Len-2A Training

Instructor
Instructor
NES Life Member
NES Member
Rating - 98.6%
71   1   0
Joined
Feb 26, 2005
Messages
53,365
Likes
12,334
Location
90% in NH
The case does involve an assault. However, the court holds that OC is a dangerous weapon per se, so I think that effectively covers possession.

I'm curious too. Commonwealth v. Wynton W., 459 Mass. 745, 947 N.E.2d 561 (2011) says 10(j) includes weapons defined by the common law as dangerous weapons, capable of inflicting death or great bodily injury, or are designed for bodily assault or defense. The Lord decision suggests that mace or oc sprays are dangerous weapons by that definition.
Sadly those cases set the groundwork to convict on mere possession. Very bad but not surprising for Mass Marsupial Courts. Thanks for the cites, they correlate with what I've been telling students and NES'rs for years. I would have preferred to have been wrong and over cautious.
 

terraformer

NES Member
Rating - 100%
32   0   0
Joined
May 17, 2008
Messages
16,915
Likes
2,613
Hell, 10(j) criminalizes spitballs... Read the definition of firearm. It covers Nerf, Airsoft, BB and frankly spit balls. You can bet your ass anything remotely dangerous is covered.
 

Len-2A Training

Instructor
Instructor
NES Life Member
NES Member
Rating - 98.6%
71   1   0
Joined
Feb 26, 2005
Messages
53,365
Likes
12,334
Location
90% in NH
Hell, 10(j) criminalizes spitballs... Read the definition of firearm. It covers Nerf, Airsoft, BB and frankly spit balls. You can bet your ass anything remotely dangerous is covered.
Yup, in today's world all of us that took high school chemistry would be felons. Glass bending and subsequent spitballing was commonplace. Nobody made a big deal about it . . . back then.
 

AHM

NES Member
Rating - 0%
0   0   0
Joined
Dec 30, 2013
Messages
11,564
Likes
11,235
Folks: I urgently need help on this.
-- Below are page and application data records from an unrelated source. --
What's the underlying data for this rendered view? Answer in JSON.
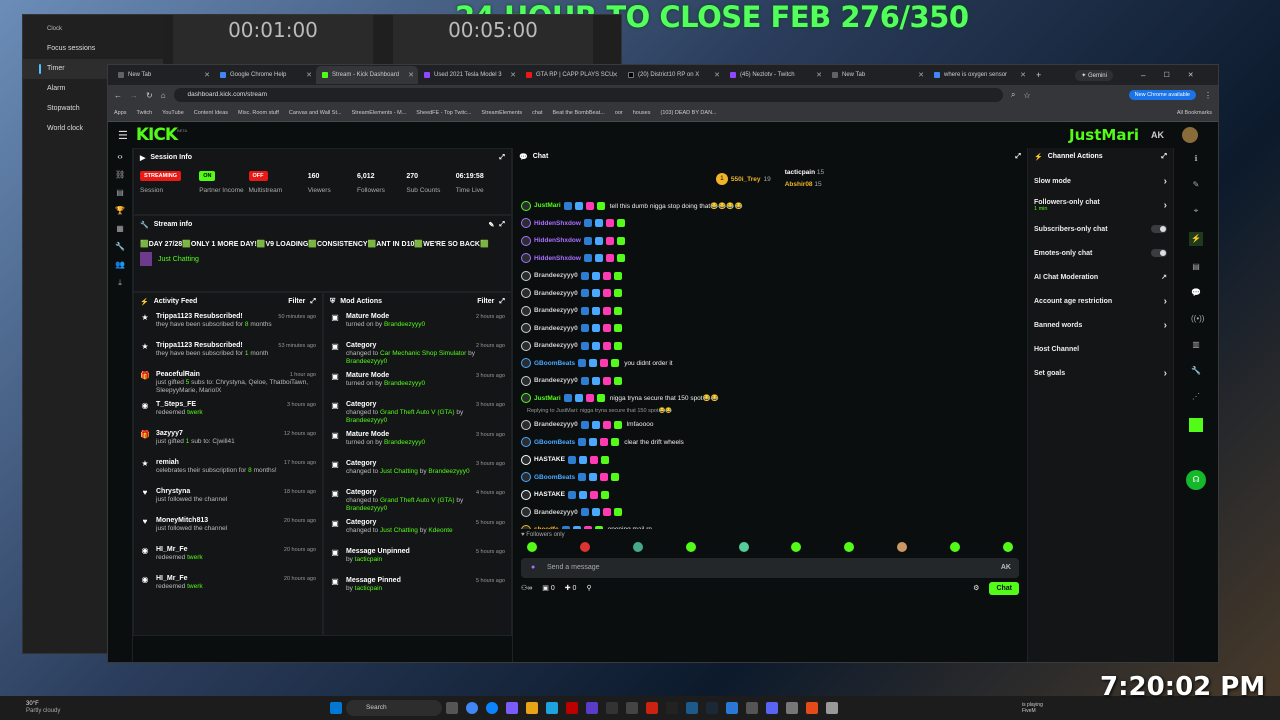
{
  "overlay": {
    "title": "24 HOUR TO CLOSE FEB 276/350",
    "clock": "7:20:02 PM"
  },
  "clock_app": {
    "title": "Clock",
    "nav": [
      "Focus sessions",
      "Timer",
      "Alarm",
      "Stopwatch",
      "World clock"
    ],
    "timers": [
      "00:01:00",
      "00:05:00"
    ]
  },
  "browser": {
    "tabs": [
      {
        "label": "New Tab",
        "color": "#5f6368"
      },
      {
        "label": "Google Chrome Help",
        "color": "#4285f4"
      },
      {
        "label": "Stream - Kick Dashboard",
        "color": "#53fc18"
      },
      {
        "label": "Used 2021 Tesla Model 3",
        "color": "#9146ff"
      },
      {
        "label": "GTA RP | CAPP PLAYS SCU",
        "color": "#e91916"
      },
      {
        "label": "(20) District10 RP on X",
        "color": "#000000"
      },
      {
        "label": "(45) Nezlotv - Twitch",
        "color": "#9146ff"
      },
      {
        "label": "New Tab",
        "color": "#5f6368"
      },
      {
        "label": "where is oxygen sensor",
        "color": "#4285f4"
      }
    ],
    "gemini": "Gemini",
    "url": "dashboard.kick.com/stream",
    "new_chrome": "New Chrome available",
    "bookmarks": [
      "Apps",
      "Twitch",
      "YouTube",
      "Content Ideas",
      "Misc. Room stuff",
      "Canvas and Wall St...",
      "StreamElements - M...",
      "SheedFE - Top Twitc...",
      "StreamElements",
      "chat",
      "Beat the BombBeat...",
      "oor",
      "houses",
      "(103) DEAD BY DAN..."
    ],
    "all_bookmarks": "All Bookmarks"
  },
  "kick": {
    "logo": "KICK",
    "logo_sup": "BETA",
    "user_overlay": "JustMari",
    "session": {
      "title": "Session Info",
      "stats": [
        {
          "value": "STREAMING",
          "label": "Session",
          "pill": "#e91916"
        },
        {
          "value": "ON",
          "label": "Partner Income",
          "pill": "#53fc18"
        },
        {
          "value": "OFF",
          "label": "Multistream",
          "pill": "#e91916"
        },
        {
          "value": "160",
          "label": "Viewers"
        },
        {
          "value": "6,012",
          "label": "Followers"
        },
        {
          "value": "270",
          "label": "Sub Counts"
        },
        {
          "value": "06:19:58",
          "label": "Time Live"
        }
      ]
    },
    "stream_info": {
      "title": "Stream info",
      "text": "🟩DAY 27/28🟩ONLY 1 MORE DAY!🟩V9 LOADING🟩CONSISTENCY🟩ANT IN D10🟩WE'RE SO BACK🟩",
      "category": "Just Chatting"
    },
    "activity": {
      "title": "Activity Feed",
      "filter": "Filter",
      "items": [
        {
          "icon": "★",
          "name": "Trippa1123 Resubscribed!",
          "text": "they have been subscribed for ",
          "hl": "8",
          "text2": " months",
          "time": "50 minutes ago"
        },
        {
          "icon": "★",
          "name": "Trippa1123 Resubscribed!",
          "text": "they have been subscribed for ",
          "hl": "1",
          "text2": " month",
          "time": "53 minutes ago"
        },
        {
          "icon": "🎁",
          "name": "PeacefulRain",
          "text": "just gifted ",
          "hl": "5",
          "text2": " subs to: Chrystyna, Qeloe, ThatboiTawn, SleepyyMarie, MarioIX",
          "time": "1 hour ago"
        },
        {
          "icon": "◉",
          "name": "T_Steps_FE",
          "text": "redeemed ",
          "hl": "twerk",
          "text2": "",
          "time": "3 hours ago"
        },
        {
          "icon": "🎁",
          "name": "3azyyy7",
          "text": "just gifted ",
          "hl": "1",
          "text2": " sub to: Cjwill41",
          "time": "12 hours ago"
        },
        {
          "icon": "★",
          "name": "remiah",
          "text": "celebrates their subscription for ",
          "hl": "8",
          "text2": " months!",
          "time": "17 hours ago"
        },
        {
          "icon": "♥",
          "name": "Chrystyna",
          "text": "just followed the channel",
          "hl": "",
          "text2": "",
          "time": "18 hours ago"
        },
        {
          "icon": "♥",
          "name": "MoneyMitch813",
          "text": "just followed the channel",
          "hl": "",
          "text2": "",
          "time": "20 hours ago"
        },
        {
          "icon": "◉",
          "name": "HI_Mr_Fe",
          "text": "redeemed ",
          "hl": "twerk",
          "text2": "",
          "time": "20 hours ago"
        },
        {
          "icon": "◉",
          "name": "HI_Mr_Fe",
          "text": "redeemed ",
          "hl": "twerk",
          "text2": "",
          "time": "20 hours ago"
        }
      ]
    },
    "mod": {
      "title": "Mod Actions",
      "filter": "Filter",
      "items": [
        {
          "name": "Mature Mode",
          "text": "turned on by ",
          "hl": "",
          "by": "Brandeezyyy0",
          "time": "2 hours ago"
        },
        {
          "name": "Category",
          "text": "changed to ",
          "hl": "Car Mechanic Shop Simulator",
          "by": "Brandeezyyy0",
          "time": "2 hours ago"
        },
        {
          "name": "Mature Mode",
          "text": "turned on by ",
          "hl": "",
          "by": "Brandeezyyy0",
          "time": "3 hours ago"
        },
        {
          "name": "Category",
          "text": "changed to ",
          "hl": "Grand Theft Auto V (GTA)",
          "by": "Brandeezyyy0",
          "time": "3 hours ago"
        },
        {
          "name": "Mature Mode",
          "text": "turned on by ",
          "hl": "",
          "by": "Brandeezyyy0",
          "time": "3 hours ago"
        },
        {
          "name": "Category",
          "text": "changed to ",
          "hl": "Just Chatting",
          "by": "Brandeezyyy0",
          "time": "3 hours ago"
        },
        {
          "name": "Category",
          "text": "changed to ",
          "hl": "Grand Theft Auto V (GTA)",
          "by": "Brandeezyyy0",
          "time": "4 hours ago"
        },
        {
          "name": "Category",
          "text": "changed to ",
          "hl": "Just Chatting",
          "by": "Kdeonte",
          "time": "5 hours ago"
        },
        {
          "name": "Message Unpinned",
          "text": "by ",
          "hl": "",
          "by": "tacticpain",
          "time": "5 hours ago"
        },
        {
          "name": "Message Pinned",
          "text": "by ",
          "hl": "",
          "by": "tacticpain",
          "time": "5 hours ago"
        }
      ]
    },
    "chat": {
      "title": "Chat",
      "top": [
        {
          "name": "550i_Trey",
          "n": "19"
        },
        {
          "name": "tacticpain",
          "n": "15"
        },
        {
          "name": "Abshir08",
          "n": "15"
        }
      ],
      "messages": [
        {
          "user": "JustMari",
          "color": "#53fc18",
          "text": "tell this dumb nigga stop doing that😂😂😂😂"
        },
        {
          "user": "HiddenShxdow",
          "color": "#a970ff",
          "text": ""
        },
        {
          "user": "HiddenShxdow",
          "color": "#a970ff",
          "text": ""
        },
        {
          "user": "HiddenShxdow",
          "color": "#a970ff",
          "text": ""
        },
        {
          "user": "Brandeezyyy0",
          "color": "#cfcfcf",
          "text": ""
        },
        {
          "user": "Brandeezyyy0",
          "color": "#cfcfcf",
          "text": ""
        },
        {
          "user": "Brandeezyyy0",
          "color": "#cfcfcf",
          "text": ""
        },
        {
          "user": "Brandeezyyy0",
          "color": "#cfcfcf",
          "text": ""
        },
        {
          "user": "Brandeezyyy0",
          "color": "#cfcfcf",
          "text": ""
        },
        {
          "user": "GBoomBeats",
          "color": "#4aa8ff",
          "text": "you didnt order it"
        },
        {
          "user": "Brandeezyyy0",
          "color": "#cfcfcf",
          "text": ""
        },
        {
          "user": "JustMari",
          "color": "#53fc18",
          "text": "nigga tryna secure that 150 spot😂😂"
        },
        {
          "user": "Brandeezyyy0",
          "color": "#cfcfcf",
          "text": "lmfaoooo"
        },
        {
          "user": "GBoomBeats",
          "color": "#4aa8ff",
          "text": "clear the drift wheels"
        },
        {
          "user": "HASTAKE",
          "color": "#ffffff",
          "text": ""
        },
        {
          "user": "GBoomBeats",
          "color": "#4aa8ff",
          "text": ""
        },
        {
          "user": "HASTAKE",
          "color": "#ffffff",
          "text": ""
        },
        {
          "user": "Brandeezyyy0",
          "color": "#cfcfcf",
          "text": ""
        },
        {
          "user": "sheedfe",
          "color": "#ffb020",
          "text": "opening mail rn"
        }
      ],
      "reply": "Replying to JustMari: nigga tryna secure that 150 spot😂😂",
      "followers_only": "Followers only",
      "placeholder": "Send a message",
      "send": "Chat",
      "count1": "0",
      "count2": "0"
    },
    "actions": {
      "title": "Channel Actions",
      "items": [
        {
          "label": "Slow mode",
          "type": "chev"
        },
        {
          "label": "Followers-only chat",
          "sub": "1 min",
          "type": "chev"
        },
        {
          "label": "Subscribers-only chat",
          "type": "toggle"
        },
        {
          "label": "Emotes-only chat",
          "type": "toggle"
        },
        {
          "label": "AI Chat Moderation",
          "type": "ext"
        },
        {
          "label": "Account age restriction",
          "type": "chev"
        },
        {
          "label": "Banned words",
          "type": "chev"
        },
        {
          "label": "Host Channel",
          "type": ""
        },
        {
          "label": "Set goals",
          "type": "chev"
        }
      ]
    }
  },
  "taskbar": {
    "weather": "30°F",
    "weather_sub": "Partly cloudy",
    "search": "Search",
    "playing": "is playing",
    "game": "FiveM"
  },
  "colors": {
    "kick_green": "#53fc18",
    "bg": "#0b0e0f",
    "panel": "#141517"
  }
}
It is my understanding that the phrase "other dangerous weapon" in MGL Chapter 269 Section 10j has been ruled by MA courts to include OC spray. I urgently need a legal reference on this.
(None of the following may add anything to the replies in this thread, but...)
if you had a nagging feeling you'd read about this previously on NES;
that's because you did read about it previously on NES:


Scroll back and forth for the full thread, of course.
(Against all odds) hope this helps.
 
Top Bottom